Lee et al. report that contractile myosin filaments bind guanine nucleotide exchange factors (GEFs) to prevent the activation of Rho family GTPases, potentially coordinating the dynamics of migrating cells.
Cells move by sending out adhesive protrusions at their leading edge, a process controlled by actin-regulating GTPases like Rac and Cdc42. Myosin II motors then contract the actin cytoskeleton to pull the rest of the cell forward. How the alternating protrusions and contractions are synchronized is unknown, but Lee et al. found a hint when they discovered that myosin II directly binds members of the Dbl family of GEFs.

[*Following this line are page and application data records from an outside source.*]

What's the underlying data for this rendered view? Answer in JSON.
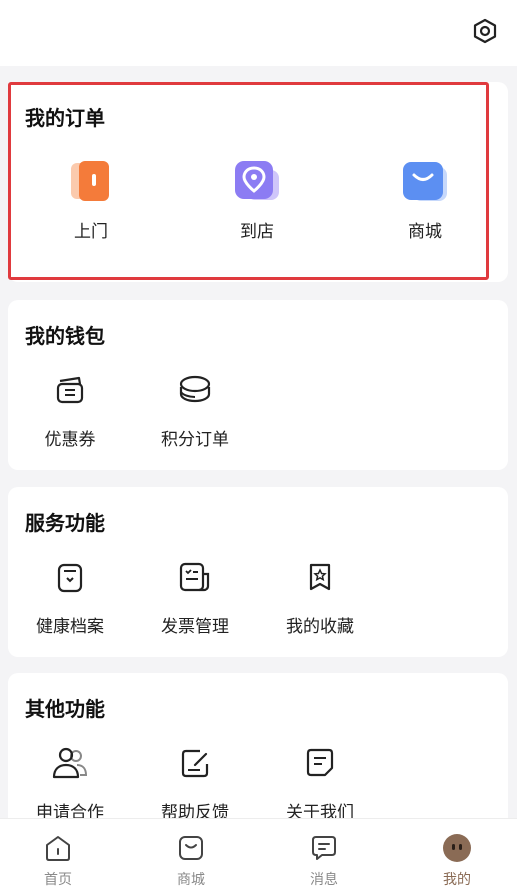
{
  "header": {
    "settings_icon": "settings-hexagon-icon"
  },
  "orders": {
    "title": "我的订单",
    "items": [
      {
        "label": "上门",
        "icon": "door-icon",
        "color": "#f47b3a"
      },
      {
        "label": "到店",
        "icon": "location-pin-icon",
        "color": "#8c7cf3"
      },
      {
        "label": "商城",
        "icon": "shopping-bag-icon",
        "color": "#5c8ff2"
      }
    ]
  },
  "wallet": {
    "title": "我的钱包",
    "items": [
      {
        "label": "优惠券",
        "icon": "coupon-icon"
      },
      {
        "label": "积分订单",
        "icon": "coins-icon"
      }
    ]
  },
  "services": {
    "title": "服务功能",
    "items": [
      {
        "label": "健康档案",
        "icon": "health-record-icon"
      },
      {
        "label": "发票管理",
        "icon": "invoice-icon"
      },
      {
        "label": "我的收藏",
        "icon": "bookmark-star-icon"
      }
    ]
  },
  "other": {
    "title": "其他功能",
    "items": [
      {
        "label": "申请合作",
        "icon": "users-icon"
      },
      {
        "label": "帮助反馈",
        "icon": "feedback-edit-icon"
      },
      {
        "label": "关于我们",
        "icon": "about-doc-icon"
      }
    ]
  },
  "nav": {
    "items": [
      {
        "label": "首页",
        "icon": "home-icon"
      },
      {
        "label": "商城",
        "icon": "shop-bag-icon"
      },
      {
        "label": "消息",
        "icon": "message-icon"
      },
      {
        "label": "我的",
        "icon": "avatar-icon",
        "active": true
      }
    ],
    "active_color": "#8a6b55",
    "inactive_color": "#8a8a8a"
  }
}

Dbl GEFs preferentially bound myosin II assembled into actomyosin fibers, and interacted via their catalytic domains. The GEFs were thus inactive when associated with myosin filaments. Inhibiting myosin's contractile ATPase activity triggered their release, allowing them to activate GTPases and induce membrane protrusions. The motility-stimulating growth factor PDGF also liberated GEFs from myosin fibers, and blocking this release reduced PDGF-induced Rac activation and cytoskeletal rearrangements.

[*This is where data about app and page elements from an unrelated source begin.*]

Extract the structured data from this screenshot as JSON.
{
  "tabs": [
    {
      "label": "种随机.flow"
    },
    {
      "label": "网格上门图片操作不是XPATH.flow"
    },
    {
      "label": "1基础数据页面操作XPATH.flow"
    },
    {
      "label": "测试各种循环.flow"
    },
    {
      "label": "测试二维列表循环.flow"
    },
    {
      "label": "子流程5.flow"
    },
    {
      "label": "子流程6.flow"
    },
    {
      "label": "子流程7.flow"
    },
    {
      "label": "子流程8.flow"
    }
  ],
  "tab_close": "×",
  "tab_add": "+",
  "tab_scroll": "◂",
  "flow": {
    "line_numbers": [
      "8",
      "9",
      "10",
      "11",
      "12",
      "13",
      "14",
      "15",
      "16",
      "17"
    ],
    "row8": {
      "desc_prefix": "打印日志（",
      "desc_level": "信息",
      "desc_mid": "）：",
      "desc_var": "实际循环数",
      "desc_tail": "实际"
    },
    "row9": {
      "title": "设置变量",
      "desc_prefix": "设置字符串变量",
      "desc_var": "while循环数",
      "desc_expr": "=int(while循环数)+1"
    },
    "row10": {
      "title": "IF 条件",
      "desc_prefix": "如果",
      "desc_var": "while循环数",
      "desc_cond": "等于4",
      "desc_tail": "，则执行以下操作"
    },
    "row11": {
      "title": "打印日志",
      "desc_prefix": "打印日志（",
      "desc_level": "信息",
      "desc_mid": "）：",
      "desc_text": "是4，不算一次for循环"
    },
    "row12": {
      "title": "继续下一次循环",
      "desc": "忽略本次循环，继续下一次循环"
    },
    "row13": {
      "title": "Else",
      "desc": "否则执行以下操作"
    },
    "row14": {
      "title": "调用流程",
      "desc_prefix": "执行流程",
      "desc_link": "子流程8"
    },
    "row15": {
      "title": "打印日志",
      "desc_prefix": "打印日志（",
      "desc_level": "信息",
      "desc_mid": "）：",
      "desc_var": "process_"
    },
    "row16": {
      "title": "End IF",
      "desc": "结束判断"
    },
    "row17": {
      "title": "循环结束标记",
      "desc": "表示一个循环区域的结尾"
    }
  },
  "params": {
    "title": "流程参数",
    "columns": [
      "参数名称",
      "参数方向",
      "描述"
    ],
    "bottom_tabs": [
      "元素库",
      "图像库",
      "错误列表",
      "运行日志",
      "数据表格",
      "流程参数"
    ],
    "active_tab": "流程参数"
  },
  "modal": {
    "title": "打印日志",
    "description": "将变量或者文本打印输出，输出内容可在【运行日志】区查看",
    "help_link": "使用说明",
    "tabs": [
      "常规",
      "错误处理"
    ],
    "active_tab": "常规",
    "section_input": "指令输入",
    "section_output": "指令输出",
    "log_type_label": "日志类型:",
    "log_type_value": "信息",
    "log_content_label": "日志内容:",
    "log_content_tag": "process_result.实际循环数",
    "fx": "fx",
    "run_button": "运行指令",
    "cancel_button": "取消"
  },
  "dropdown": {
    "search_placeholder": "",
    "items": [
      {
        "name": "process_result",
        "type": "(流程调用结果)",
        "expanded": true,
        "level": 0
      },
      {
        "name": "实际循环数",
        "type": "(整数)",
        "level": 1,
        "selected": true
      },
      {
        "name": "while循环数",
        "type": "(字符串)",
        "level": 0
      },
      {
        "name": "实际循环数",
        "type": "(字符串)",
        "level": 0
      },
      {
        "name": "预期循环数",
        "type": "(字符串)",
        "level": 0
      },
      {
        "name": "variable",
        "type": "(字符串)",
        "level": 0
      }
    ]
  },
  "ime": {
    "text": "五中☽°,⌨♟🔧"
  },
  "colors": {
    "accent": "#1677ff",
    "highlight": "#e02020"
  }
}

The interaction between myosin II and Dbl family GEFs could therefore coordinate contraction and protrusion. Senior author Eung-Gook Kim now wants to investigate whether migrating cells employ this mechanism by using biosensors to monitor where and when GTPases are activated in response to changes in myosin II contractility.